- [About this exercise]
Report how many lines in the material hold the word "tracking". No other content is required.

- [Dataset entries]
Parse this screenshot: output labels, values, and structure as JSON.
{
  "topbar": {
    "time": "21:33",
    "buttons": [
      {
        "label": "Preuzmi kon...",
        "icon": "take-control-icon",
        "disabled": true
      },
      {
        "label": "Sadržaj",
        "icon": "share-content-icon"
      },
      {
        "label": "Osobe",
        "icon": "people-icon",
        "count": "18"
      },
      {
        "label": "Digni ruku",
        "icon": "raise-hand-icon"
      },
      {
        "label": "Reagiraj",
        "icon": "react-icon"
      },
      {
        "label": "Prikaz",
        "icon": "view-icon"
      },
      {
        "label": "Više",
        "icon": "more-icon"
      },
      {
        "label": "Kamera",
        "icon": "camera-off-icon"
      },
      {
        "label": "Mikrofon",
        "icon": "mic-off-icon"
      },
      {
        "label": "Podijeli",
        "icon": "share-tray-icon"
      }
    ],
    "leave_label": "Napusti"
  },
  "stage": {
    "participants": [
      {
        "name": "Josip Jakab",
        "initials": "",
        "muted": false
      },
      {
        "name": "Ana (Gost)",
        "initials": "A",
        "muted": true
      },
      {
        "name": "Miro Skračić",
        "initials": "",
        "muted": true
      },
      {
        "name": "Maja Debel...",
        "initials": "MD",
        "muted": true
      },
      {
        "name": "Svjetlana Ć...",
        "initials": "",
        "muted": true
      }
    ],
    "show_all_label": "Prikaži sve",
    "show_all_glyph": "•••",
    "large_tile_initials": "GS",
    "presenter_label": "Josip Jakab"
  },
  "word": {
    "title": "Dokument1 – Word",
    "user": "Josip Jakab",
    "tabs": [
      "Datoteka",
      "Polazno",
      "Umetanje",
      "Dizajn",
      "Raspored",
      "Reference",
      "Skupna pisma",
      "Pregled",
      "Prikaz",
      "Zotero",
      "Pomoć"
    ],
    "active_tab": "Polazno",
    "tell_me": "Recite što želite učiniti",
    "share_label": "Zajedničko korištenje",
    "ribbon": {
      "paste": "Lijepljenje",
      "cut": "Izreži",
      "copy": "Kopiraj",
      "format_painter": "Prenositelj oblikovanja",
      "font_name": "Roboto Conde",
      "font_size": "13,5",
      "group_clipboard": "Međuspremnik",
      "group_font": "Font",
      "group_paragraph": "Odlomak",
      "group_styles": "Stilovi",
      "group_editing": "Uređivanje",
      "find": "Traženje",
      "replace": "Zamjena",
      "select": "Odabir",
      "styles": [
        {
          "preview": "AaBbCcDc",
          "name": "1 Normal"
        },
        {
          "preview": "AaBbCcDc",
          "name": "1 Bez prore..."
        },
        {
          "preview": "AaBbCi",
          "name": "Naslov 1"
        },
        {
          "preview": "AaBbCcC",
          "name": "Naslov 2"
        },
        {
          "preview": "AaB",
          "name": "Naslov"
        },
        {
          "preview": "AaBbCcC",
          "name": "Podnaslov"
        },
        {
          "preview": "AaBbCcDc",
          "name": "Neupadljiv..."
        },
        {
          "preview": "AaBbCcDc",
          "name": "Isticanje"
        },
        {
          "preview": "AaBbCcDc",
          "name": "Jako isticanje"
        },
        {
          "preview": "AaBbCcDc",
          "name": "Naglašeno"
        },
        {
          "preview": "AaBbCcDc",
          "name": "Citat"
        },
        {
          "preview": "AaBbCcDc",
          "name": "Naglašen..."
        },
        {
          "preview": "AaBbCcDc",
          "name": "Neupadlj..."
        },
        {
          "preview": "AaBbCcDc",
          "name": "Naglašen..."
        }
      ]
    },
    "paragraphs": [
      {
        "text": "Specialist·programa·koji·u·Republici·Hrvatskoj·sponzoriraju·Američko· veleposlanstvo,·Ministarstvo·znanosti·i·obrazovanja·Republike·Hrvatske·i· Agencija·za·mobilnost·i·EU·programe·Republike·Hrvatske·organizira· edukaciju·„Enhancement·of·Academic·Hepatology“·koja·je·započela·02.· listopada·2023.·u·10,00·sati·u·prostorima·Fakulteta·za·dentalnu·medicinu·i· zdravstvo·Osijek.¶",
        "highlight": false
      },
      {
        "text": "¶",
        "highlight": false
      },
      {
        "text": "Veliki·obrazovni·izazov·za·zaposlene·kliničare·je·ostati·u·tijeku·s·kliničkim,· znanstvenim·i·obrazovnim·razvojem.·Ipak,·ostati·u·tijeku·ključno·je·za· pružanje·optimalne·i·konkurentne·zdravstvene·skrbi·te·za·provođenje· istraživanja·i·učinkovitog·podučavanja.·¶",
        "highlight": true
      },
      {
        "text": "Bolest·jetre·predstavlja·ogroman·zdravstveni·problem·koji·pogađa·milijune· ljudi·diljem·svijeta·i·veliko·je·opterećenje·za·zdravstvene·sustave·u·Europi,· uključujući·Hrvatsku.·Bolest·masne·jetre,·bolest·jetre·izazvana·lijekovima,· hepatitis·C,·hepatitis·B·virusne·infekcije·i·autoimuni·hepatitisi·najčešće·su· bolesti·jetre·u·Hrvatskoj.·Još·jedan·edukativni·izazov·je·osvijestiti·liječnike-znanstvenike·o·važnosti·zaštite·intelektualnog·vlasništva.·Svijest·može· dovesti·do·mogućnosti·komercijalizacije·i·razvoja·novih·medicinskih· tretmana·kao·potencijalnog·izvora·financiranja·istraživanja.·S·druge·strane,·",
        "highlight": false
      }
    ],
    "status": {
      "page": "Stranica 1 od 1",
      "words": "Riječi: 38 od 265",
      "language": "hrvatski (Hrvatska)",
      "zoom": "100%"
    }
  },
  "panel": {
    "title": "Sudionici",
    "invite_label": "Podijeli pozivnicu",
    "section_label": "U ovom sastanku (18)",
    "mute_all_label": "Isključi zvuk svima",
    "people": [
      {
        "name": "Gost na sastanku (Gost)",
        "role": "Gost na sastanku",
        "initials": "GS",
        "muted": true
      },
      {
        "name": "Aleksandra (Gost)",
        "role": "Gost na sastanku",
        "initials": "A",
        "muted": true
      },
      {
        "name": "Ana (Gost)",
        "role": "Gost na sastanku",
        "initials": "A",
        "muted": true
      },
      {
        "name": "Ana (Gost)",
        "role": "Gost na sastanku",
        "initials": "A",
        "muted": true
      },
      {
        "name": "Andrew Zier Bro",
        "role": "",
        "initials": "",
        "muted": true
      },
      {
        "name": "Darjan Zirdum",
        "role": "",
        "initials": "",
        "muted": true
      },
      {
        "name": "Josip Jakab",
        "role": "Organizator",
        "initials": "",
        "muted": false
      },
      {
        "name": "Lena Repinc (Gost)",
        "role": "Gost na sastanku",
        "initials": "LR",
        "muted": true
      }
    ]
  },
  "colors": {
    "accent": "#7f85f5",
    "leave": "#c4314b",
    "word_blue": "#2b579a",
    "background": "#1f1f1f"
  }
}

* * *

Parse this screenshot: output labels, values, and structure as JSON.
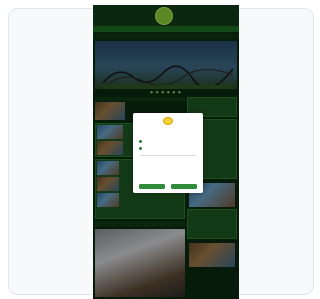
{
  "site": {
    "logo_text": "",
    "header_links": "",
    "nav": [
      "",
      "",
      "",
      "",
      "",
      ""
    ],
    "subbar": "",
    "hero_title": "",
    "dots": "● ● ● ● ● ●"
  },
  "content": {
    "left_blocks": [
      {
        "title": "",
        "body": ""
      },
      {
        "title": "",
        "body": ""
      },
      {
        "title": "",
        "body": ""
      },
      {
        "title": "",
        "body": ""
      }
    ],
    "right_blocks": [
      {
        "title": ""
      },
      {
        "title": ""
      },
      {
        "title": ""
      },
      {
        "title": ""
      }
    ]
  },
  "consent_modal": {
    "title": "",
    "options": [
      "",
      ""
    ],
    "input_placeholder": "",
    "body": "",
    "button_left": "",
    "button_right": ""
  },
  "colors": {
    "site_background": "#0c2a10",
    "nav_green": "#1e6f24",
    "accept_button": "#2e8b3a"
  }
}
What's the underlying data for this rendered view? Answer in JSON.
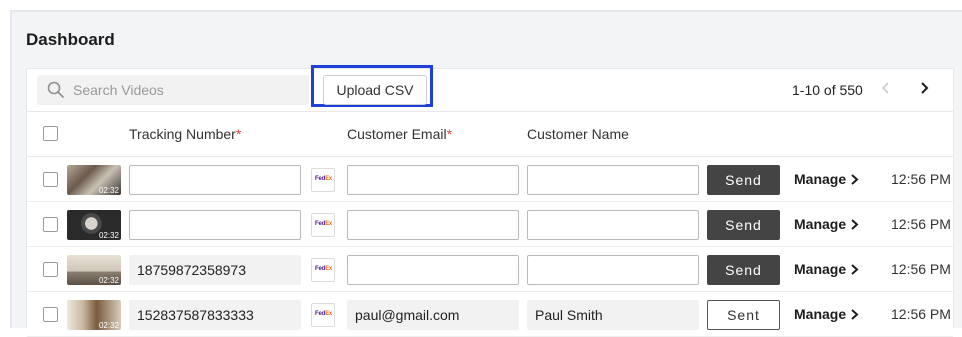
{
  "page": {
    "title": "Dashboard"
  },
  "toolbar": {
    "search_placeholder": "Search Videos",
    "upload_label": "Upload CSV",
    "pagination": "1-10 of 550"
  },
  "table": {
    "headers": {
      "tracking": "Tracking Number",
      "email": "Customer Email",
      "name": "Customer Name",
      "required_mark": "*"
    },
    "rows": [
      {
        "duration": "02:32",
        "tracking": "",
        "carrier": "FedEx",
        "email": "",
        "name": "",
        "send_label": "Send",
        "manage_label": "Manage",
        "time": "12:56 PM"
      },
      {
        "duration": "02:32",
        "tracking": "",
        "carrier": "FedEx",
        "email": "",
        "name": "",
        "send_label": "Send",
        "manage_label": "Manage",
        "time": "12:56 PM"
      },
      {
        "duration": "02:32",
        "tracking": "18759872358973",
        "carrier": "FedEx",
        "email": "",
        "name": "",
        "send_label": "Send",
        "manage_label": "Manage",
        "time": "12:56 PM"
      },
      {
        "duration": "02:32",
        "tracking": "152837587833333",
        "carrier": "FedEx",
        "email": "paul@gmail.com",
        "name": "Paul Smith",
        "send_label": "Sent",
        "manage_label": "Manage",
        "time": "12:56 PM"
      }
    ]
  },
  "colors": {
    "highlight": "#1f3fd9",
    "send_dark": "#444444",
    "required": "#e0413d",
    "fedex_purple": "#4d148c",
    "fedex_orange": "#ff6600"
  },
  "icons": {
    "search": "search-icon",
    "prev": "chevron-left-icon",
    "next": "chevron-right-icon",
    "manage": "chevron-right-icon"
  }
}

- [Output for this exercise]
5